Last year the United States attracted $180 billion in foreign direct investment. This is extremely important since inbound investment creates millions of high-wage, high-skilled American jobs that support our growing standard of living. But protectionist trends could disrupt this.
In 2006, 20 bills were introduced in Congress that, if implemented, would have restricted foreign investment in the United States. What's more, they could have prevented Abu Dhabi Investment Authority's $7.5 billion investment in Citigroup in late November.
The capital infusion by this Sovereign Wealth Fund owned by the United Arab Emirates boosted Citigroup's share value and helped it deal with the subprime mortgage crisis.
The value of Sovereign Wealth Funds -- country-owned funds consisting of financial assets such as stocks, bonds, property and other assets -- is growing at a tremendous rate. In fact, their combined wealth estimated at several trillion dollars could triple over the next decade.
How would the United States benefit by denying itself investments from these funds?
Fear that foreign government-owned entities will seek control of strategically important industries for political gain is a legitimate concern.
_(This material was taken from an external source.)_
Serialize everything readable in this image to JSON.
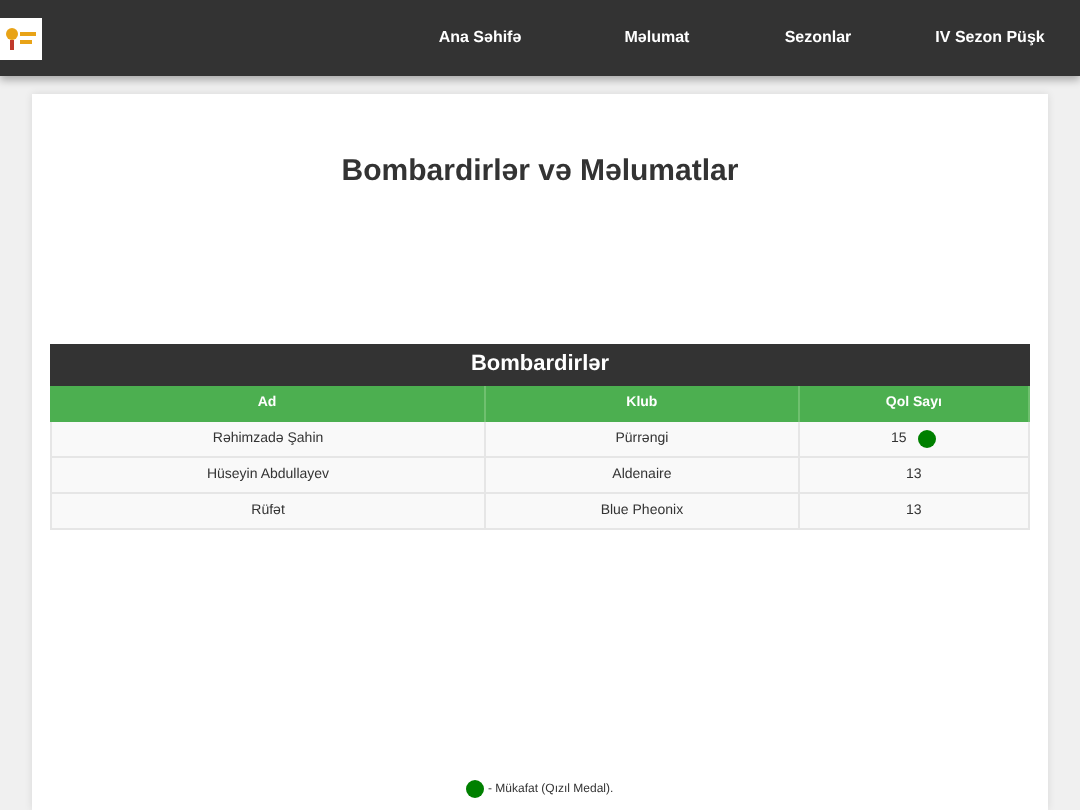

But thanks to the Committee for Foreign Investment in the United States, foreign investment bids are objectively scrutinized to ensure that America's strategic assets are well protected.
Plus, in July President Bush signed into law the Foreign Investment and National Security Act of 2007. This further strengthens the vetting process of foreign acquisitions that may present security concerns.
Additional laws or outright banning of foreign governments from buying U.S. companies are not necessary and would only create problems.
In 2006 a political firestorm erupted when Dubai Port World, a United Arab Emirates-owned company, acquired several U.S. ports. Upon this news, many members of Congress broke out in a cold sweat, fearful that Dubai Port World would not provide adequate U.S. port security.
It didn't matter that foreign-owned firms already managed the majority of American ports, or that Homeland Security guards these ports. The pressure ultimately resulted in the Dubai firm relinquishing its interests, charlotte.com reports.
As Pravda.Ru previously reported the glowing economic reports are blowing away the middle class. Amid rough retail reports you can still find some gems. Tiffany the luxury jeweler profit rose as sales went up 20% to $ 662.6 million. Other lower end retailer's sales fell across the board. The struggling middle class is feeling the pinch. The uncertain housing market is causing a lot of the financial woes. A snapshot of the landscape, with the entire home for sale signs would give you a picture of the slowdown.
The middle class is surely being kicked while down. The alluring home market has fallen flat for the struggling middle class. The number of Americans without health insurance has risen by 2.2 million. There are a total of 47 million people without this insurance. The poor are still poor and the middle class is struggling to stay middle class. The claim is other sections of the economy are healthy.
Then who and what are the reports referring to? Before 1990 the Forbes 400 had a combined worth of $221 billion combined. By June 2006 they were worth 1.3 trillion. The median household income has held at about $ 44,000. What this means is if the lower to middle class incomes are stagnate while inflation is rising, the healthy economy exists for the rich. There are many ways to make the national economy appear healthy than it is for the average working class family.